The forest is also rich in birdlife, with 125 species seen. Two sightings are particularly important: a pair of nesting white-bellied sea eagles and the great hornbill, an uncommon species dependent on pristine, mature forest as they nest in the trunks of tall trees.
MNS wetlands programme manager Sonny Wong was excited to find all three sub-family of fireflies and a bioluminescent beetle in one small valley in a single night. Wong says most people know of riverine fireflies which congregate in large numbers to light up whole trees, and less so fireflies in the forest, though the latter are actually more diverse. “The finds, in such a small forest, and during dry conditions, mean the area is quite rich in firefly diversity.”
Rocky boulders mark the spot where the forest meets the sea. Combing the 1.5km intertidal shore at the end of the popular Teluk Batik beach, MNS marine conservation manager Faedzul Rahman discovers an interesting habitat for marine life. He counted eight species of hard corals, two species of arthropods (invertebrates with segmented bodies), four species of snails, as well as one species each of sea sponge, sea cucumber and mussel. “The area is a good site for beach combing, to show people about marine life,” he says.
The researchers, who were there for only a few days, say that given time, they would have recorded more species. Nevertheless, the finds so far attest to the worth of Teluk Rubiah forest for conservation purposes.
MNS president Dr Maketab Mohamed says the forest provides a habitat for flora and fauna, while its small stream and waterfall makes it a watershed.
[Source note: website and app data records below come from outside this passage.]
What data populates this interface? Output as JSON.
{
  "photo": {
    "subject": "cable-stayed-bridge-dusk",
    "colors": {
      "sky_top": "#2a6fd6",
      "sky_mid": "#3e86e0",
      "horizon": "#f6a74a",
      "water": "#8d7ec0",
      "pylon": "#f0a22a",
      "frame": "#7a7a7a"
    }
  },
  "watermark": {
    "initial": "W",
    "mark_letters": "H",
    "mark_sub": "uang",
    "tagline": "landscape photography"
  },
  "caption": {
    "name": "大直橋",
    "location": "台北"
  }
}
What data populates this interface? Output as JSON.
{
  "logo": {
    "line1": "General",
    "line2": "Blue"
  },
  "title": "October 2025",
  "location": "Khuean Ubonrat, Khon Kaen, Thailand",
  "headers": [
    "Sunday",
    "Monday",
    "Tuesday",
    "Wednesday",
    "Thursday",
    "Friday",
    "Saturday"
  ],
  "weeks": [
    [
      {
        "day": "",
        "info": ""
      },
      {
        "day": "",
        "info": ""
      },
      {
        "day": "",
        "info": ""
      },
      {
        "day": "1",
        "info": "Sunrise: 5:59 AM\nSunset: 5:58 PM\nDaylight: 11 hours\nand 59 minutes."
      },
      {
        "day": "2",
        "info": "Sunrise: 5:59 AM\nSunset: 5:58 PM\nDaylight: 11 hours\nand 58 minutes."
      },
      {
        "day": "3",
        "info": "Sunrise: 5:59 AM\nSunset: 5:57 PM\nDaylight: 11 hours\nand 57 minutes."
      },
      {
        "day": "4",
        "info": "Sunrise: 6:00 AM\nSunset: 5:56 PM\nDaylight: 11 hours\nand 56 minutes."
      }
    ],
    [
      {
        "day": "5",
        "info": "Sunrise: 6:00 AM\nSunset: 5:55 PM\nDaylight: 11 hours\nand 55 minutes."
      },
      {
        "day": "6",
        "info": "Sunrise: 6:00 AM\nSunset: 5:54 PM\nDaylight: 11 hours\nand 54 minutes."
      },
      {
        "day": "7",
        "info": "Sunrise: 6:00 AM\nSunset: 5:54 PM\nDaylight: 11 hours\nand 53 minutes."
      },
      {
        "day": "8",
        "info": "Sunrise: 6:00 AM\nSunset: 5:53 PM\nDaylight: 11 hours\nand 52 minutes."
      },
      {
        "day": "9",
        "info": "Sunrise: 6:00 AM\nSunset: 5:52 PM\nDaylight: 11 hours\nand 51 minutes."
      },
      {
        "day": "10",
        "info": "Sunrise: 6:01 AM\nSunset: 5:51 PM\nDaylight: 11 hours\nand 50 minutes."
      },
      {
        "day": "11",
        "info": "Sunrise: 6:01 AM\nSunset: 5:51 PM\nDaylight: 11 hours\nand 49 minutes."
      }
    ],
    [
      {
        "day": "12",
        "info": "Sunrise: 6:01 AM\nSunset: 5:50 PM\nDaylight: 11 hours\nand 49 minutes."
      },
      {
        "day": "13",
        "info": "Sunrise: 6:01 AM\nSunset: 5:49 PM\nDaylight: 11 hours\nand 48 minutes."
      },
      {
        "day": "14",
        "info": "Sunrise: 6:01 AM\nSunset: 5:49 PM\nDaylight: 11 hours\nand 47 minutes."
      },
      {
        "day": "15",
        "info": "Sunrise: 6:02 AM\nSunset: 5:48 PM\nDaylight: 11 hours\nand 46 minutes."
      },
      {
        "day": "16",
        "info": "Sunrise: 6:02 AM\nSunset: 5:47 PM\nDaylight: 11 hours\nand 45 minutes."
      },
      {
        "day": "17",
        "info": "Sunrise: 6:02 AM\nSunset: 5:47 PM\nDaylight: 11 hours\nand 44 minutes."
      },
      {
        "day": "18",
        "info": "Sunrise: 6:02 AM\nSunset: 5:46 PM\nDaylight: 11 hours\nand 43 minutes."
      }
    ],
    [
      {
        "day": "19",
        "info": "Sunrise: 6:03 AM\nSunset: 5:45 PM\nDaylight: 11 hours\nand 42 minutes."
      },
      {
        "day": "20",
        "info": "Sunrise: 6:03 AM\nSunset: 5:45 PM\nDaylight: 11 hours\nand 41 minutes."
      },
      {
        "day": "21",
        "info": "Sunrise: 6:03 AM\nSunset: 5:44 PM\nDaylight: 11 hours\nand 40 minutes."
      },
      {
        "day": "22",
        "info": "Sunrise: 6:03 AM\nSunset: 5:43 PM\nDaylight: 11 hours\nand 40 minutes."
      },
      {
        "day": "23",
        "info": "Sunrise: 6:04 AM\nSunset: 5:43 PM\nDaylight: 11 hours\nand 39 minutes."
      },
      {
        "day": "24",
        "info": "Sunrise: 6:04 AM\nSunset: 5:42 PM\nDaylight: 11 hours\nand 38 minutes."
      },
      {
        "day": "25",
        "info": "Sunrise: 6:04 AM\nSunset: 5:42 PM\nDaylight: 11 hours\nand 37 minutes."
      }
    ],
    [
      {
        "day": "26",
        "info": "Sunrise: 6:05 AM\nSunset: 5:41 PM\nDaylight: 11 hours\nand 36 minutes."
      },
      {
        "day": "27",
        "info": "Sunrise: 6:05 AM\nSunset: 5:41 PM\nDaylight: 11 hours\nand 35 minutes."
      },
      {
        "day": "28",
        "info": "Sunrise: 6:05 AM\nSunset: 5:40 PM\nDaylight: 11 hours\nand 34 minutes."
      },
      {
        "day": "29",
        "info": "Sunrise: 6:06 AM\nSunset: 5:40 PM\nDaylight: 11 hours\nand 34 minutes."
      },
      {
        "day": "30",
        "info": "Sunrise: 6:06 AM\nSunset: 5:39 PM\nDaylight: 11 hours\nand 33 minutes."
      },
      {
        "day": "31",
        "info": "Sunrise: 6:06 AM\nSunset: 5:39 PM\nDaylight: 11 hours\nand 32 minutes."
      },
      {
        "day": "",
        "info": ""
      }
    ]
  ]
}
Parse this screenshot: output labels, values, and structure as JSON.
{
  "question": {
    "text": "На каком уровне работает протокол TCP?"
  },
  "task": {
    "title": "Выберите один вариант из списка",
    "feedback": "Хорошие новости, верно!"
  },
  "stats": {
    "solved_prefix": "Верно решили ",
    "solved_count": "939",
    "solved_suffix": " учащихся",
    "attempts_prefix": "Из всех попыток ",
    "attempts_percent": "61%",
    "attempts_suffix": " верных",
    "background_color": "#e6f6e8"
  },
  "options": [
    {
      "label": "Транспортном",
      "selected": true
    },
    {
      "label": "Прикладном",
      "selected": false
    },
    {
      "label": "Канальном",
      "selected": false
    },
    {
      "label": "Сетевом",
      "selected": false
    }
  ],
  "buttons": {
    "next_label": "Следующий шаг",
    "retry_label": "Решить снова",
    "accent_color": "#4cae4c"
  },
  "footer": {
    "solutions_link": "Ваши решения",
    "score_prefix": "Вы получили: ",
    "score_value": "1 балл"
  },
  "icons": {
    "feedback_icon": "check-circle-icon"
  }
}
“Giving the forest back to the people is important, especially as an environmental education programme for school children.”